-- Exercise aim --
Which lines in the records below contain the word "title"? Report each of them.

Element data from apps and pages
■ ■ ■
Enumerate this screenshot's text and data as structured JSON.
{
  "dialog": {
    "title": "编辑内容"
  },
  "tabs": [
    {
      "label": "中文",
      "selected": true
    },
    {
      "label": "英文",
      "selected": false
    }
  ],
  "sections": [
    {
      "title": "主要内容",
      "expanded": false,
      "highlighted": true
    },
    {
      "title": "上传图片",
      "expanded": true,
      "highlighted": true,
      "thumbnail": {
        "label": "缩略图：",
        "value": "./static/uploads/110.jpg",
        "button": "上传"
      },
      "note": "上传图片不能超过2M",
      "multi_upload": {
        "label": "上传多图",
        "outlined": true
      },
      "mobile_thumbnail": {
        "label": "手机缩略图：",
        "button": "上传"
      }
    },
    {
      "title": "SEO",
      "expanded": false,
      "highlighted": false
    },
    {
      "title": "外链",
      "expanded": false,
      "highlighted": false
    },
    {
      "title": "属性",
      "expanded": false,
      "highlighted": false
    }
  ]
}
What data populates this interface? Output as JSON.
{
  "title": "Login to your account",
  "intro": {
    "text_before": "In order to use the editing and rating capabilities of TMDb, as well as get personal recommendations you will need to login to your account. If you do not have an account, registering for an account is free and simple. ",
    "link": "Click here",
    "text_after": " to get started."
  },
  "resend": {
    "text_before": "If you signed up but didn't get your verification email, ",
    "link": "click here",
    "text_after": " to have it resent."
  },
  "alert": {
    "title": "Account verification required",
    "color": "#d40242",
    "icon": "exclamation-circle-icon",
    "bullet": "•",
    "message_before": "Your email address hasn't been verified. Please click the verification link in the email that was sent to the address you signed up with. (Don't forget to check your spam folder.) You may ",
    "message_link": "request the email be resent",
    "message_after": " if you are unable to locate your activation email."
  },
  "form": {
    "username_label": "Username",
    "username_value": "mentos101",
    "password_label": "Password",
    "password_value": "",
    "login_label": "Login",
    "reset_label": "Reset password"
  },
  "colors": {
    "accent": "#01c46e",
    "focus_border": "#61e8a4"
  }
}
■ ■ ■
-- Response --
    "title": "编辑内容"
      "title": "主要内容",
      "title": "上传图片",
      "title": "SEO",
      "title": "外链",
      "title": "属性",
  "title": "Login to your account",
    "title": "Account verification required",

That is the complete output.